## Action item
Among the entries below, count the lines containing the string "month". Only the count is needed.

## Data records
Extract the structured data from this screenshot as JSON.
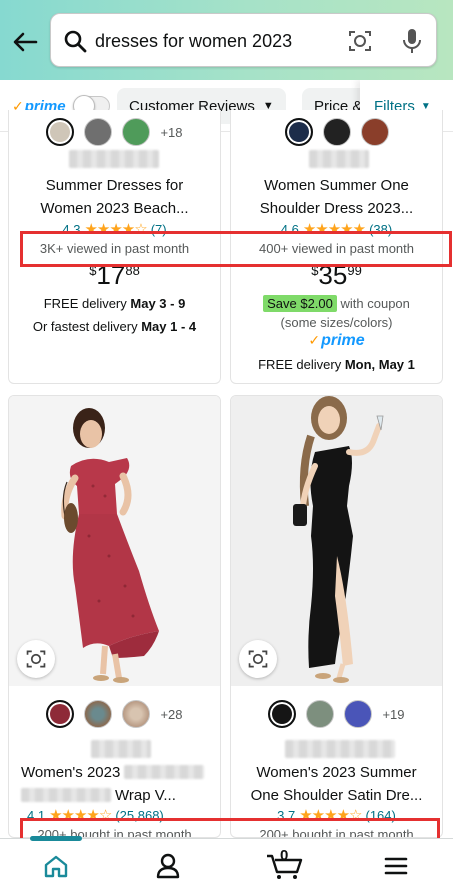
{
  "search": {
    "query": "dresses for women 2023"
  },
  "filterbar": {
    "prime_label": "prime",
    "chips": [
      "Customer Reviews",
      "Price &"
    ],
    "filters_label": "Filters"
  },
  "products": [
    {
      "title_line1": "Summer Dresses for",
      "title_line2": "Women 2023 Beach...",
      "rating": "4.3",
      "reviews": "(7)",
      "social": "3K+ viewed in past month",
      "price_symbol": "$",
      "price_whole": "17",
      "price_fraction": "88",
      "delivery_prefix": "FREE delivery ",
      "delivery_date": "May 3 - 9",
      "fastest_prefix": "Or fastest delivery ",
      "fastest_date": "May 1 - 4",
      "swatches_more": "+18"
    },
    {
      "title_line1": "Women Summer One",
      "title_line2": "Shoulder Dress 2023...",
      "rating": "4.6",
      "reviews": "(38)",
      "social": "400+ viewed in past month",
      "price_symbol": "$",
      "price_whole": "35",
      "price_fraction": "99",
      "coupon_badge": "Save $2.00",
      "coupon_suffix": " with coupon",
      "coupon_note": "(some sizes/colors)",
      "prime": "prime",
      "delivery_prefix": "FREE delivery ",
      "delivery_date": "Mon, May 1"
    },
    {
      "title_line1": "Women's 2023",
      "title_line2": "Wrap V...",
      "rating": "4.1",
      "reviews": "(25,868)",
      "social": "200+ bought in past month",
      "swatches_more": "+28"
    },
    {
      "title_line1": "Women's 2023 Summer",
      "title_line2": "One Shoulder Satin Dre...",
      "rating": "3.7",
      "reviews": "(164)",
      "social": "200+ bought in past month",
      "swatches_more": "+19"
    }
  ],
  "bottom_nav": {
    "cart_count": "0"
  },
  "colors": {
    "accent": "#007185",
    "prime_blue": "#1399ff",
    "star": "#ffa41c",
    "highlight": "#e53030",
    "coupon_green": "#7fda69"
  }
}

## Completed task
4